The Economic and Financial Crimes Commission ((EFCC) has told the Federal High Court in ikoyi, Lagos, how Rasheedi Ladoja, a former Governor of Oyo State, allegedly stole part of the state’s shares.
The EFCC’s witness, Mr Abubakar Madaki, said on Wednesday that the commission discovered that Quarter 361, a residential apartment allegedly owned by Ladoja, was purchased by one Atanda on behalf of the former Governor, with the proceeds of shares from Heritage Apartments.
Madaki, also an operative of the EFCC, gave the testimony at the trial of Ladoja and a former Commissioner for Finance in the state, Waheed Akanbi — both standing trial over N4.7billion fraud.
The witness further told the court that investigations were extended to the Corporate Affairs Commission (CAC) to unravel the identity of another company named Bistrum Investment Ltd, which was also used in the transfer of Oyo State funds.
He said that although the first accused denied personal knowledge of Bistrum, he confirmed knowledge of one its directors whom he said was his cousin.
The witness said that further investigations confirmed that Atanda’s account in Lagoon Homes, which also received part of the shares proceeds from stock brokers, was issued a bank draft of N70 million.
He told the court that there was also a letter from Oyo State Government, dated September 6, 2015 to the commission, requesting for the recovered funds from suspects who had bought the shares and were making returns.
The accused were brought before Justice Mohammed Idris on December 14, 2016, but they pleaded not guilty to the eight-count charge preferred against them by the EFCC.
The judge had then granted them bail.
When trial resumed on Wednesday, the prosecution counsel, Mr Oluwafemi Olabisi, continued examination of Madaki.
Olabisi asked: “In the course of your evidence, you made reference to separate investigations conducted by the stock exchange; so take a look at these document and tell the court what it is.”
In response, the witness told the court that the document represents one of those evidences received at the stock exchange during investigation.
He said that when the accused claimed that the Oyo State shares were sold in bulk, the commission decided to embark on investigations to determine if the shares were actually a bulk sale.
He said that the commission discovered that the stock exchange was also investigating the matter and making recoveries.
He added that when they discovered that the commission had taken over the case, they remitted their recoveries to them.
Justice Mohammed Idris has adjourned until May 31 for continuation of trial.
The accused were charged with conspiring to siphon and launder N4.7 billion from the coffers of Oyo State Government.
The EFCC also accused them of converting N1.9 billion belonging to the state for their personal use through the account of a company known as Heritage Apartments Ltd.
The anti-graft agency claimed that the accused retained the money sometime in 2007 in spite of their knowledge that it was proceeds from a criminal activity.

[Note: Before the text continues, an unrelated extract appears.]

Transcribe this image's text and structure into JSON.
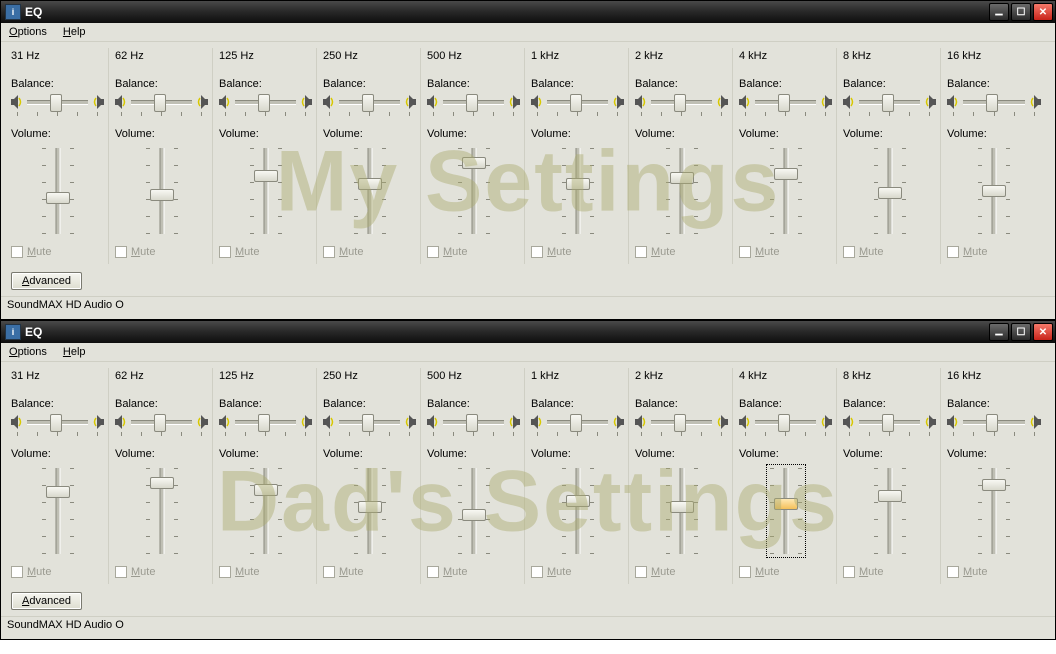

Ladoja was accused of removing £600,000 pounds from the state coffers in 2007, and sent to his daughter, Bimpe, in London.
In addition, the ex-governor was accused of converting N42 million belonging to the state for his personal use and subsequently used same to purchase an armoured Land Cruiser.
The EFCC added that Ladoja converted N728 million and N77 million at different times in 2007 for his personal use, and transferred same to Bistrum Investments for the purchase of a property in Ibadan.
The offences contravened the provisions of Sections 14, 16, 17 (a) and 18 (1) of the Money Laundering (Prohibition) Act, 2004, according to the EFCC.